That’s probably the best route for many people to go.
Another option is to set up a front company and give yourself a work permit. I’m not suggesting that you do anything shady or illegal but why can’t you open an internet cafe where you want to live, employ yourself, and hire someone to mind the till while you sit in the back room playing poker all day?
I said something about VPN’s didn’t I? Oh yeah, right there in the subject. All of stuff above is why just getting a VPN connection probably won’t work. You’re going to need to establish residence somewhere in order to have all of the proper banking relationships and prove that you live outside of the US. For instance, what happens if you try to do a cashout for a large amount and they ask for proof of residence and request a utility bill? If you opened up a dodgy bank account on a tourist visa that’s going to be next to impossible to provide.
You could get around it by subletting an apartment or something and trying to have the bills in your name but then again you could run into problems getting the utilities in your name since you don’t have a legal right to be living in the country. For instance, here in Thailand it was more difficult for me to get cable television than it was a bank account. I had to show my passport, my visa, have the landlord send a letter telling them that I was legally renting the apartment, etc.
I’ve heard of people suggesting that you get something simple like a post paid mobile phone but here in Thailand I’ve had difficulty getting one. Here was my last conversation with the AIS rep.
Me: I want to get on a post-paid plan
Rep: Need work permit.
Me: I’m on a educational visa. I can’t work in Thailand but I can live here.
Rep: Sorry, cannot.
Me: I have a 1 year visa. I live here, I have a bank account here, I have a Thai driver’s license.
Rep: Okay, I think we can do.
Me: Great, so what papers do you need from me?
Rep: Work permit.

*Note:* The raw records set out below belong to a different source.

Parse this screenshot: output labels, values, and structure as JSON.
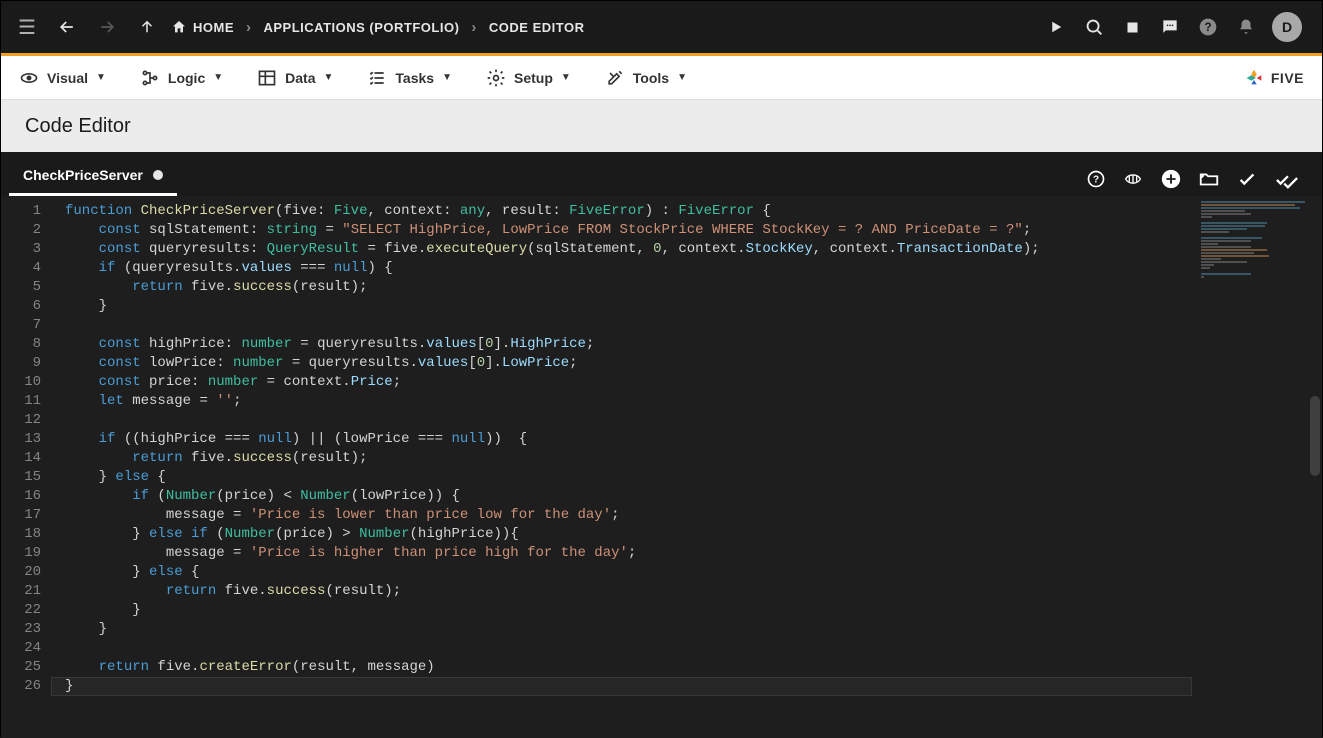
{
  "topbar": {
    "home_label": "HOME",
    "crumb1": "APPLICATIONS (PORTFOLIO)",
    "crumb2": "CODE EDITOR",
    "avatar_initial": "D"
  },
  "toolbar": {
    "visual": "Visual",
    "logic": "Logic",
    "data": "Data",
    "tasks": "Tasks",
    "setup": "Setup",
    "tools": "Tools",
    "brand": "FIVE"
  },
  "page": {
    "title": "Code Editor"
  },
  "tabs": {
    "active": "CheckPriceServer"
  },
  "code": {
    "lines": [
      "function CheckPriceServer(five: Five, context: any, result: FiveError) : FiveError {",
      "    const sqlStatement: string = \"SELECT HighPrice, LowPrice FROM StockPrice WHERE StockKey = ? AND PriceDate = ?\";",
      "    const queryresults: QueryResult = five.executeQuery(sqlStatement, 0, context.StockKey, context.TransactionDate);",
      "    if (queryresults.values === null) {",
      "        return five.success(result);",
      "    }",
      "",
      "    const highPrice: number = queryresults.values[0].HighPrice;",
      "    const lowPrice: number = queryresults.values[0].LowPrice;",
      "    const price: number = context.Price;",
      "    let message = '';",
      "",
      "    if ((highPrice === null) || (lowPrice === null))  {",
      "        return five.success(result);",
      "    } else {",
      "        if (Number(price) < Number(lowPrice)) {",
      "            message = 'Price is lower than price low for the day';",
      "        } else if (Number(price) > Number(highPrice)){",
      "            message = 'Price is higher than price high for the day';",
      "        } else {",
      "            return five.success(result);",
      "        }",
      "    }",
      "",
      "    return five.createError(result, message)",
      "}"
    ]
  }
}
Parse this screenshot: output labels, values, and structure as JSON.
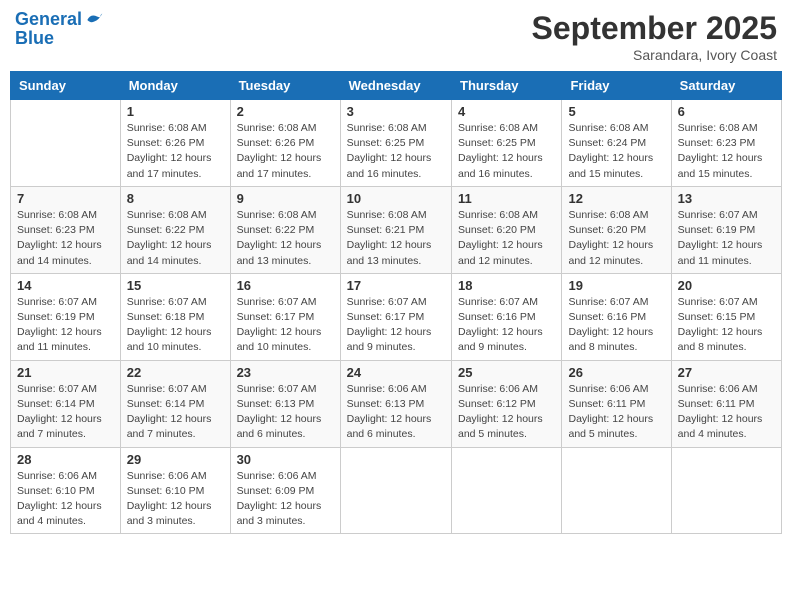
{
  "header": {
    "logo_line1": "General",
    "logo_line2": "Blue",
    "month": "September 2025",
    "location": "Sarandara, Ivory Coast"
  },
  "days_of_week": [
    "Sunday",
    "Monday",
    "Tuesday",
    "Wednesday",
    "Thursday",
    "Friday",
    "Saturday"
  ],
  "weeks": [
    [
      {
        "day": "",
        "info": ""
      },
      {
        "day": "1",
        "info": "Sunrise: 6:08 AM\nSunset: 6:26 PM\nDaylight: 12 hours\nand 17 minutes."
      },
      {
        "day": "2",
        "info": "Sunrise: 6:08 AM\nSunset: 6:26 PM\nDaylight: 12 hours\nand 17 minutes."
      },
      {
        "day": "3",
        "info": "Sunrise: 6:08 AM\nSunset: 6:25 PM\nDaylight: 12 hours\nand 16 minutes."
      },
      {
        "day": "4",
        "info": "Sunrise: 6:08 AM\nSunset: 6:25 PM\nDaylight: 12 hours\nand 16 minutes."
      },
      {
        "day": "5",
        "info": "Sunrise: 6:08 AM\nSunset: 6:24 PM\nDaylight: 12 hours\nand 15 minutes."
      },
      {
        "day": "6",
        "info": "Sunrise: 6:08 AM\nSunset: 6:23 PM\nDaylight: 12 hours\nand 15 minutes."
      }
    ],
    [
      {
        "day": "7",
        "info": "Sunrise: 6:08 AM\nSunset: 6:23 PM\nDaylight: 12 hours\nand 14 minutes."
      },
      {
        "day": "8",
        "info": "Sunrise: 6:08 AM\nSunset: 6:22 PM\nDaylight: 12 hours\nand 14 minutes."
      },
      {
        "day": "9",
        "info": "Sunrise: 6:08 AM\nSunset: 6:22 PM\nDaylight: 12 hours\nand 13 minutes."
      },
      {
        "day": "10",
        "info": "Sunrise: 6:08 AM\nSunset: 6:21 PM\nDaylight: 12 hours\nand 13 minutes."
      },
      {
        "day": "11",
        "info": "Sunrise: 6:08 AM\nSunset: 6:20 PM\nDaylight: 12 hours\nand 12 minutes."
      },
      {
        "day": "12",
        "info": "Sunrise: 6:08 AM\nSunset: 6:20 PM\nDaylight: 12 hours\nand 12 minutes."
      },
      {
        "day": "13",
        "info": "Sunrise: 6:07 AM\nSunset: 6:19 PM\nDaylight: 12 hours\nand 11 minutes."
      }
    ],
    [
      {
        "day": "14",
        "info": "Sunrise: 6:07 AM\nSunset: 6:19 PM\nDaylight: 12 hours\nand 11 minutes."
      },
      {
        "day": "15",
        "info": "Sunrise: 6:07 AM\nSunset: 6:18 PM\nDaylight: 12 hours\nand 10 minutes."
      },
      {
        "day": "16",
        "info": "Sunrise: 6:07 AM\nSunset: 6:17 PM\nDaylight: 12 hours\nand 10 minutes."
      },
      {
        "day": "17",
        "info": "Sunrise: 6:07 AM\nSunset: 6:17 PM\nDaylight: 12 hours\nand 9 minutes."
      },
      {
        "day": "18",
        "info": "Sunrise: 6:07 AM\nSunset: 6:16 PM\nDaylight: 12 hours\nand 9 minutes."
      },
      {
        "day": "19",
        "info": "Sunrise: 6:07 AM\nSunset: 6:16 PM\nDaylight: 12 hours\nand 8 minutes."
      },
      {
        "day": "20",
        "info": "Sunrise: 6:07 AM\nSunset: 6:15 PM\nDaylight: 12 hours\nand 8 minutes."
      }
    ],
    [
      {
        "day": "21",
        "info": "Sunrise: 6:07 AM\nSunset: 6:14 PM\nDaylight: 12 hours\nand 7 minutes."
      },
      {
        "day": "22",
        "info": "Sunrise: 6:07 AM\nSunset: 6:14 PM\nDaylight: 12 hours\nand 7 minutes."
      },
      {
        "day": "23",
        "info": "Sunrise: 6:07 AM\nSunset: 6:13 PM\nDaylight: 12 hours\nand 6 minutes."
      },
      {
        "day": "24",
        "info": "Sunrise: 6:06 AM\nSunset: 6:13 PM\nDaylight: 12 hours\nand 6 minutes."
      },
      {
        "day": "25",
        "info": "Sunrise: 6:06 AM\nSunset: 6:12 PM\nDaylight: 12 hours\nand 5 minutes."
      },
      {
        "day": "26",
        "info": "Sunrise: 6:06 AM\nSunset: 6:11 PM\nDaylight: 12 hours\nand 5 minutes."
      },
      {
        "day": "27",
        "info": "Sunrise: 6:06 AM\nSunset: 6:11 PM\nDaylight: 12 hours\nand 4 minutes."
      }
    ],
    [
      {
        "day": "28",
        "info": "Sunrise: 6:06 AM\nSunset: 6:10 PM\nDaylight: 12 hours\nand 4 minutes."
      },
      {
        "day": "29",
        "info": "Sunrise: 6:06 AM\nSunset: 6:10 PM\nDaylight: 12 hours\nand 3 minutes."
      },
      {
        "day": "30",
        "info": "Sunrise: 6:06 AM\nSunset: 6:09 PM\nDaylight: 12 hours\nand 3 minutes."
      },
      {
        "day": "",
        "info": ""
      },
      {
        "day": "",
        "info": ""
      },
      {
        "day": "",
        "info": ""
      },
      {
        "day": "",
        "info": ""
      }
    ]
  ]
}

The other thing about VPN’ing your way out of the US is that it has a huge potential to set off alarms at the poker sites. I know both Stars and Tilt (as well as Party) have very comprehensive checks in place that flag suspicious activity. This is mostly for catching collusion, fraud, and money laundering but the VPN solution could put you in their crosshairs just as easily.
Let’s say you get a VPN service that makes it look like you’re in Canada. You’re playing on Stars and your VPN connection gets dropped for whatever reason and after a few seconds it reconnects and you’re back playing from a Canadian IP address again. Well, you bought the Canada package so that means you might have started your session with an IP address that’s associated with Vancouver and reconnected a few seconds later from an IP address associated with Montreal. Unless you’ve found a way to break the laws of physics travelling 2295 miles in just a few seconds is impossible and this could set off a flag that you’re masking your IP address which is usually done by people trying to do something funny on the site so the security department gets a notice to review your account, freeze any cashouts, and seek further clarification.
Busted. Now you’re back to square one again.
One way around that would be to purchase a dedicated Windows server in the country you plan on pretending to be in and installing the poker software on that computer and then remote desktopping into the server and playing from there. You would always have the same IP address but I’m not sure how laggy it might be trying to 24 table over a remote desktop connection.
Like I said, there are ways to get around all of the individual hurdles but they all come at a price and a risk. If you really want to play on Stars and Tilt (or Party or any other non-US site) your best bet is to leave the country. The whole reason you’re in the mess you’re in is because you chose to make something your profession which the US government had explicitly stated it felt was illegal. Why continue to skirt the laws when you could go completely legit?
Plus after a year or two when (hopefully) there’s legalized and regulated poker in the US you can come and clean up on some of the old grinders who have been letting their skills get rusty 🙂